One of the objectives in helping to rebuild Iraq is to restore water and sanitation systems in the country to ensure a reliable supply of potable water to the general public. Both water and sanitation systems are designed to protect public health, although after many years of outdated operating practices and
inadequate maintenance, the need for rehabilitation of these facilities to their original capacities has become urgent. The need to protect public health and improve water supply to the public means that the planned rehabilitation will go beyond restoring the system to pre-conflict conditions.
Plans and programs are being established to restore water and sanitation systems in Baghdad and six other urban centres across Iraq. Program work ranges in size and duration, from short-term projects such as the restoration of potable water to 40,000 residents of Safwan (completed in November 2003), to longer-term projects such as the Shark Dijla project in Baghdad, which will increase potable water supply to the capital by 225 million litres a day by May 2004.

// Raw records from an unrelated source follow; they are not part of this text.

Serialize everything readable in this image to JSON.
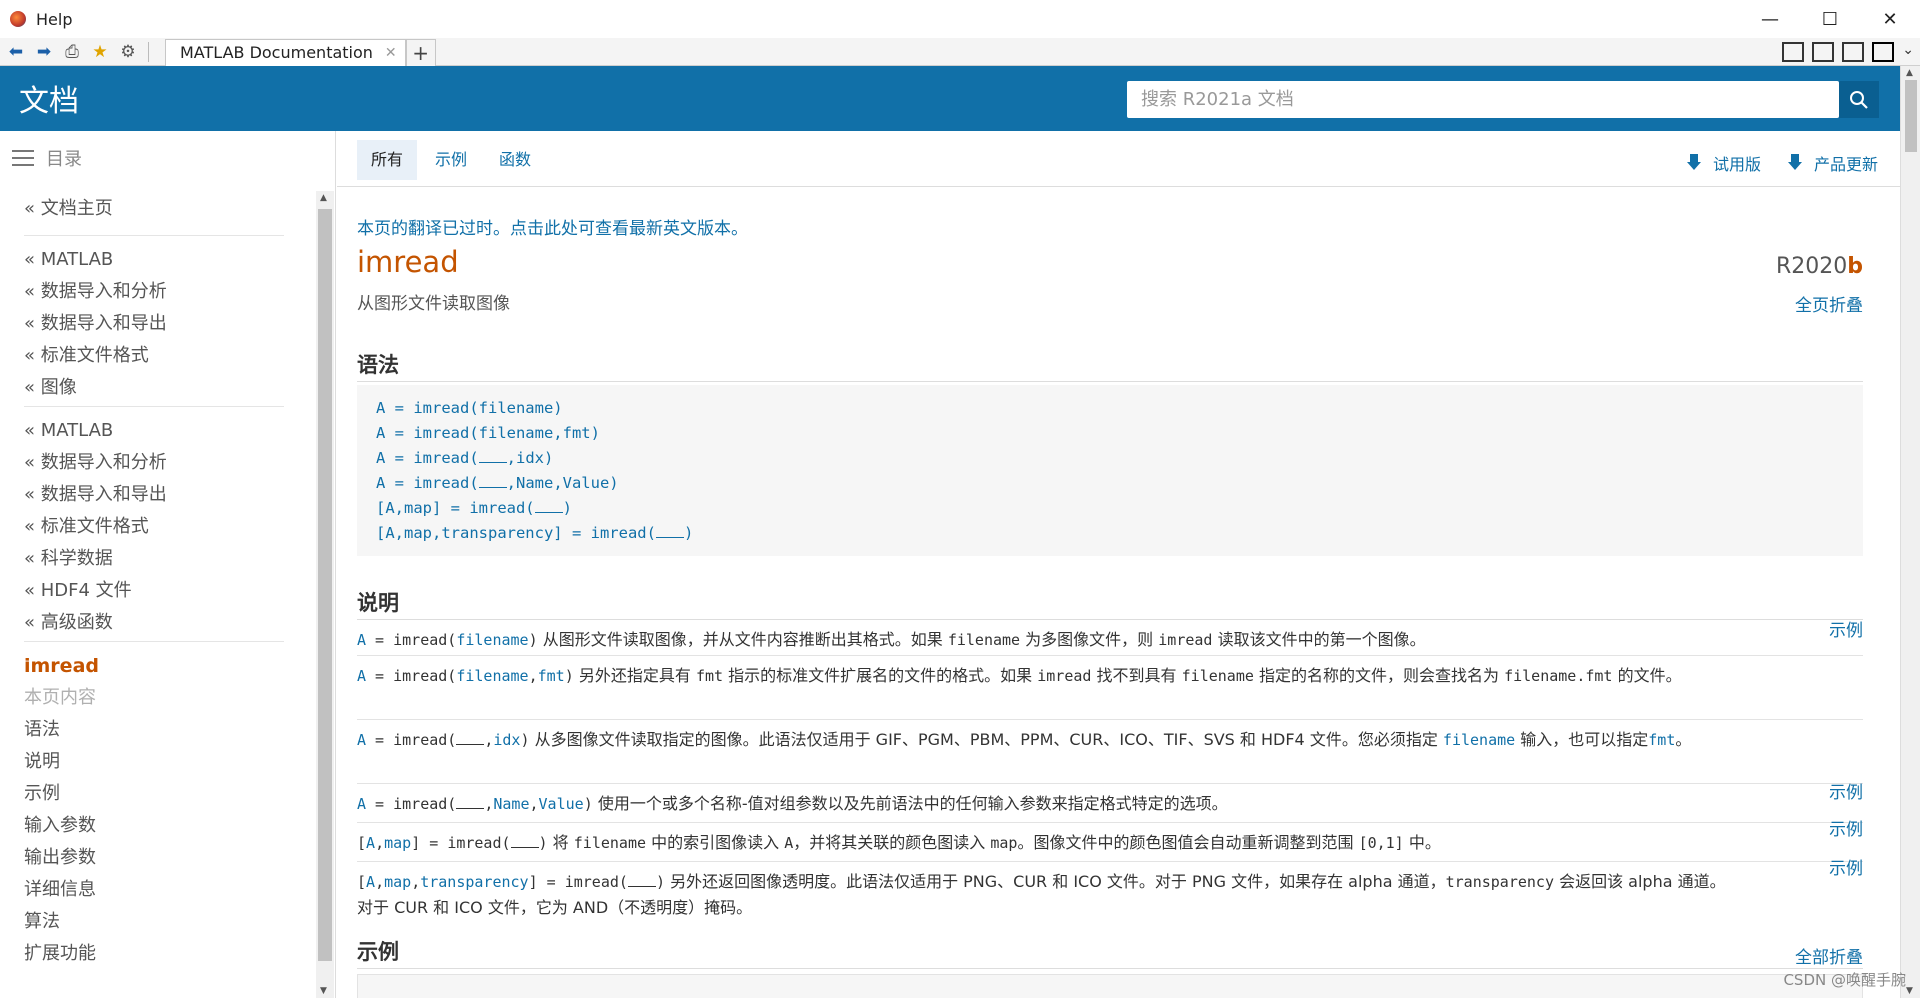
{
  "window": {
    "title": "Help"
  },
  "toolbar": {
    "tab_label": "MATLAB Documentation"
  },
  "header": {
    "title": "文档",
    "search_placeholder": "搜索 R2021a 文档"
  },
  "sidebar": {
    "toc_label": "目录",
    "home": "« 文档主页",
    "group1": [
      "« MATLAB",
      "« 数据导入和分析",
      "« 数据导入和导出",
      "« 标准文件格式",
      "« 图像"
    ],
    "group2": [
      "« MATLAB",
      "« 数据导入和分析",
      "« 数据导入和导出",
      "« 标准文件格式",
      "« 科学数据",
      "« HDF4 文件",
      "« 高级函数"
    ],
    "current": "imread",
    "on_page": "本页内容",
    "sections": [
      "语法",
      "说明",
      "示例",
      "输入参数",
      "输出参数",
      "详细信息",
      "算法",
      "扩展功能"
    ]
  },
  "filter": {
    "tabs": [
      "所有",
      "示例",
      "函数"
    ],
    "trial": "试用版",
    "updates": "产品更新"
  },
  "page": {
    "notice": "本页的翻译已过时。点击此处可查看最新英文版本。",
    "title": "imread",
    "release_r": "R",
    "release_year": "2020",
    "release_letter": "b",
    "subtitle": "从图形文件读取图像",
    "collapse_page": "全页折叠",
    "syntax_heading": "语法",
    "description_heading": "说明",
    "examples_heading": "示例",
    "collapse_all": "全部折叠",
    "example_link": "示例"
  },
  "syntax": {
    "l1": "A = imread(filename)",
    "l2": "A = imread(filename,fmt)",
    "l3a": "A = imread(",
    "l3b": ",idx)",
    "l4a": "A = imread(",
    "l4b": ",Name,Value)",
    "l5a": "[A,map] = imread(",
    "l5b": ")",
    "l6a": "[A,map,transparency] = imread(",
    "l6b": ")"
  },
  "desc": {
    "d1_text1": "从图形文件读取图像，并从文件内容推断出其格式。如果",
    "d1_text2": "为多图像文件，则",
    "d1_text3": "读取该文件中的第一个图像。",
    "d2_text1": "另外还指定具有",
    "d2_text2": "指示的标准文件扩展名的文件的格式。如果",
    "d2_text3": "找不到具有",
    "d2_text4": "指定的名称的文件，则会查找名为",
    "d2_text5": "的文件。",
    "d3_text1": "从多图像文件读取指定的图像。此语法仅适用于 GIF、PGM、PBM、PPM、CUR、ICO、TIF、SVS 和 HDF4 文件。您必须指定",
    "d3_text2": "输入，也可以指定",
    "d3_text3": "。",
    "d4_text1": "使用一个或多个名称-值对组参数以及先前语法中的任何输入参数来指定格式特定的选项。",
    "d5_text1": "将",
    "d5_text2": "中的索引图像读入",
    "d5_text3": "，并将其关联的颜色图读入",
    "d5_text4": "。图像文件中的颜色图值会自动重新调整到范围",
    "d5_text5": "中。",
    "d6_text1": "另外还返回图像透明度。此语法仅适用于 PNG、CUR 和 ICO 文件。对于 PNG 文件，如果存在 alpha 通道，",
    "d6_text2": "会返回该 alpha 通道。对于 CUR 和 ICO 文件，它为 AND（不透明度）掩码。"
  },
  "code_tokens": {
    "A": "A",
    "eq": " = ",
    "imread_open": "imread(",
    "close": ")",
    "filename": "filename",
    "fmt": "fmt",
    "comma": ",",
    "idx": "idx",
    "name": "Name",
    "value": "Value",
    "lb": "[",
    "rb": "]",
    "map": "map",
    "transparency": "transparency",
    "filename_fmt": "filename.fmt",
    "range": "[0,1]"
  },
  "watermark": "CSDN @唤醒手腕"
}
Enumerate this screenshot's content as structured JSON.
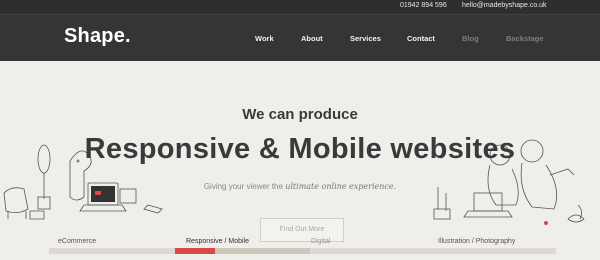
{
  "topbar": {
    "phone": "01942 894 596",
    "email": "hello@madebyshape.co.uk"
  },
  "header": {
    "logo": "Shape.",
    "nav": [
      {
        "label": "Work",
        "active": true
      },
      {
        "label": "About",
        "active": true
      },
      {
        "label": "Services",
        "active": true
      },
      {
        "label": "Contact",
        "active": true
      },
      {
        "label": "Blog",
        "active": false
      },
      {
        "label": "Backstage",
        "active": false
      }
    ]
  },
  "hero": {
    "pre_heading": "We can produce",
    "heading": "Responsive & Mobile websites",
    "tagline_plain": "Giving your viewer the",
    "tagline_italic": "ultimate online experience.",
    "cta": "Find Out More"
  },
  "tabs": [
    {
      "label": "eCommerce"
    },
    {
      "label": "Responsive / Mobile"
    },
    {
      "label": "Digital"
    },
    {
      "label": "Illustration / Photography"
    }
  ],
  "colors": {
    "accent": "#d94a46",
    "header": "#353535",
    "topbar": "#2e2e2e",
    "background": "#efeeea"
  }
}
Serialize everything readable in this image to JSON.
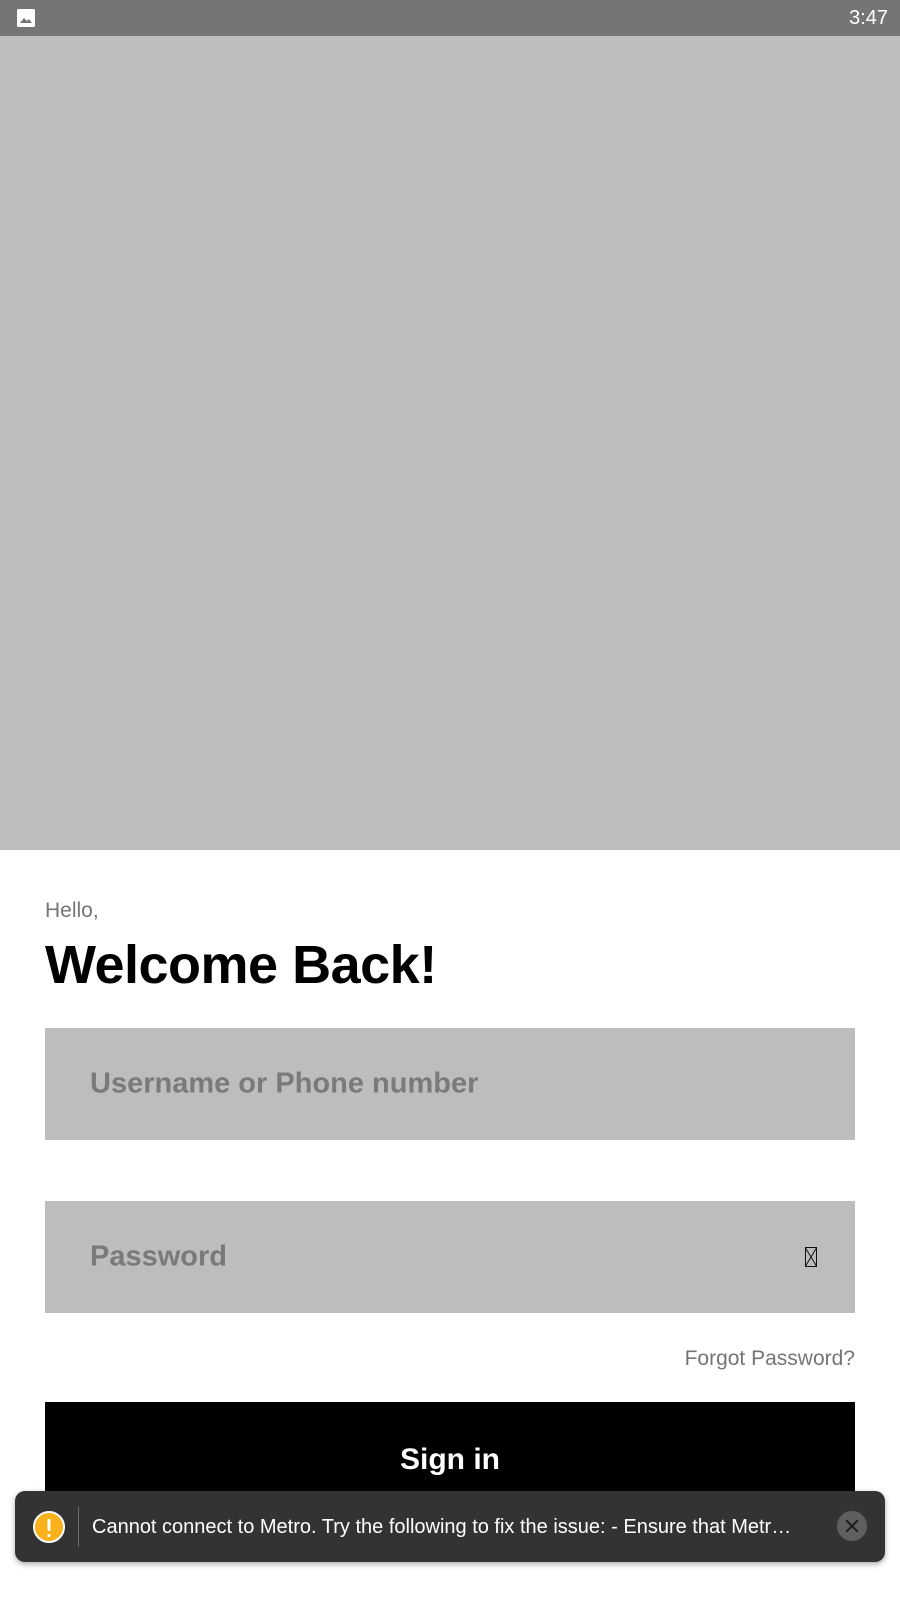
{
  "status_bar": {
    "time": "3:47",
    "notification_icon": "image-icon",
    "background": "#757575"
  },
  "hero": {
    "background": "#bdbdbd"
  },
  "login": {
    "greeting": "Hello,",
    "title": "Welcome Back!",
    "username_placeholder": "Username or Phone number",
    "password_placeholder": "Password",
    "password_toggle_icon": "eye-toggle-icon",
    "forgot_password": "Forgot Password?",
    "sign_in_label": "Sign in"
  },
  "toast": {
    "icon": "warning-icon",
    "message": "Cannot connect to Metro.  Try the following to fix the issue: - Ensure that Metr…",
    "dismiss_icon": "close-icon",
    "accent": "#f9b21c"
  }
}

Additionally, a Baghdad citywide sewage system refurbishment program, co-funded by the US Agency for International Development (USAID) and the Coalition Provisional Authority (CPA), will benefit 3.5 million residents of Baghdad and many more downstream upon completion, while in the southern city of Basrah, a systematic refurbishment of the water supply system will benefit 1.5 million residents.